There is currently only a day shift at Jingyu, six days per week. The normal daily shift—calculated as normal working hours—is only 6 hours and 40 minutes long rather than 8 hours. In this way, a number of working hours paid at the normal workweek rate are shifted onto Saturdays, thereby allowing the company to avoid paying workers hours of weekend overtime pay each week. The monthly base wage is the same as the Shenzhen minimum wage, 2,030 RMB ($327). Workers said that it is currently a low season, and they typically finish work at 6 pm (which includes 2 hours and 20 minutes of overtime). But sometimes there will be a sudden surge in production orders, at which point workers will do 12-hour shifts. One worker told CLW that the immediate reason for this recent strike was that the factory made workers toil until 2 in the morning, still expecting them to come to work later in the morning for the day shift.

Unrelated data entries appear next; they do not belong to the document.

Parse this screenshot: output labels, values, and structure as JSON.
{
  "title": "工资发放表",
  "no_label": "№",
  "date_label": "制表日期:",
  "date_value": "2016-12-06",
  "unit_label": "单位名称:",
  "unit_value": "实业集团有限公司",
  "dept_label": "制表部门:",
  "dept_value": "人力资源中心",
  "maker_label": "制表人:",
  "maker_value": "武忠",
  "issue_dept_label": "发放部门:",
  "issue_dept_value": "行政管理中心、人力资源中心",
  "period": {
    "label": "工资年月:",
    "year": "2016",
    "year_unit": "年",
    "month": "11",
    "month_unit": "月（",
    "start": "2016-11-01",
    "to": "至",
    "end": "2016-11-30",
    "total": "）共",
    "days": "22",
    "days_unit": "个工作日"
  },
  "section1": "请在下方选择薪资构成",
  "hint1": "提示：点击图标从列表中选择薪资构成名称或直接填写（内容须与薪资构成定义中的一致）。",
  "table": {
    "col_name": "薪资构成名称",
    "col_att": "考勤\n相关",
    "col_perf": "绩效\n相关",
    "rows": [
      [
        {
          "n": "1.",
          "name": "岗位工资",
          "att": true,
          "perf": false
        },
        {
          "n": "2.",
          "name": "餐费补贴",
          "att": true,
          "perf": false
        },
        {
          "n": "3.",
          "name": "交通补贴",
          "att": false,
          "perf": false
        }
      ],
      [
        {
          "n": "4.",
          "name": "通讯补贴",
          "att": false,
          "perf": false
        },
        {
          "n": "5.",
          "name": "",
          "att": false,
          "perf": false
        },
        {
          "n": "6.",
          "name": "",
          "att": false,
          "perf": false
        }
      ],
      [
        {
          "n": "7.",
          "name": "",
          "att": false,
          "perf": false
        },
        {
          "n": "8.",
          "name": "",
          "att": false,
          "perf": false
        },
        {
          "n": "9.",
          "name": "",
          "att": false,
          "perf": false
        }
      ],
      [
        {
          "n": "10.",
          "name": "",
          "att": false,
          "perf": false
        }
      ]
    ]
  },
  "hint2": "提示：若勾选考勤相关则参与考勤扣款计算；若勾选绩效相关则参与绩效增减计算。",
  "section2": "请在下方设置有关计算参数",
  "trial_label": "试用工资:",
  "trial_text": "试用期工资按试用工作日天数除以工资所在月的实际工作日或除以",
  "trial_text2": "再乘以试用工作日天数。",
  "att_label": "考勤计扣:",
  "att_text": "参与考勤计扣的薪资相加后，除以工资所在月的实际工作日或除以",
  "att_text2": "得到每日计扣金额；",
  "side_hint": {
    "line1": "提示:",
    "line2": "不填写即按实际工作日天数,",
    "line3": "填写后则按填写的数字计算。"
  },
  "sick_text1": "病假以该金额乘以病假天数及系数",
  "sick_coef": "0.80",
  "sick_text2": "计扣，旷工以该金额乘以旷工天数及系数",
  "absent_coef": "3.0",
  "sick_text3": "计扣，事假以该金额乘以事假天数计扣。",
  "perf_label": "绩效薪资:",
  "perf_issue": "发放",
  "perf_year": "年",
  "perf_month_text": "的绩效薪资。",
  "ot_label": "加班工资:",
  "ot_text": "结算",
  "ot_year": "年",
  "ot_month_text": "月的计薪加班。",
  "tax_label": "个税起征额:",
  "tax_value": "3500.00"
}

According to workers, about 100 people participated in the strike, where there are about 1,000 employees of the factory. An underlying driver of the discontent is that Jingyu is preparing to relocate the factory and workers demanded severance pay and retirement insurance. New workers at Jingyu receive social insurance, but according to interviewees, the monthly individual insurance payment is 160 RMB ($26), which may indicate underpayment of insurance. Some veteran workers are still owed arrears from the company for past unpaid insurance contributions.
Jingyu security guards said that workers who had participated in the strike were being restricted to the factory premises. Guards were also particularly cautious about outside people entering the factory grounds.Online information indicates that Jingyu is a supplier of toys to Hasbro, Takara Tomy, and Mattel. On Amazon and another online retailer called Saotianxia, Jingyu is the listed manufacturer of Hasbro Transformers toys that carry the Takara Tomy brand. According to a company profile on a business website, a company profile on Renrenwang (a Chinese social networking site similar to Facebook), and a current online job ad, Jingyu has produced toys for Mattel in addition to Hasbro.
The following are some strike photos from social media.
 See, for example, posts from Weibo and Baidu Tieba: http://www.weibo.com/2110587294/CrxniEcmL?from=page_1001603865631530335917&type=comment#_rnd1437418161650, http://www.weibo.com/u/5388731020, http://tieba.baidu.com/p/3898034224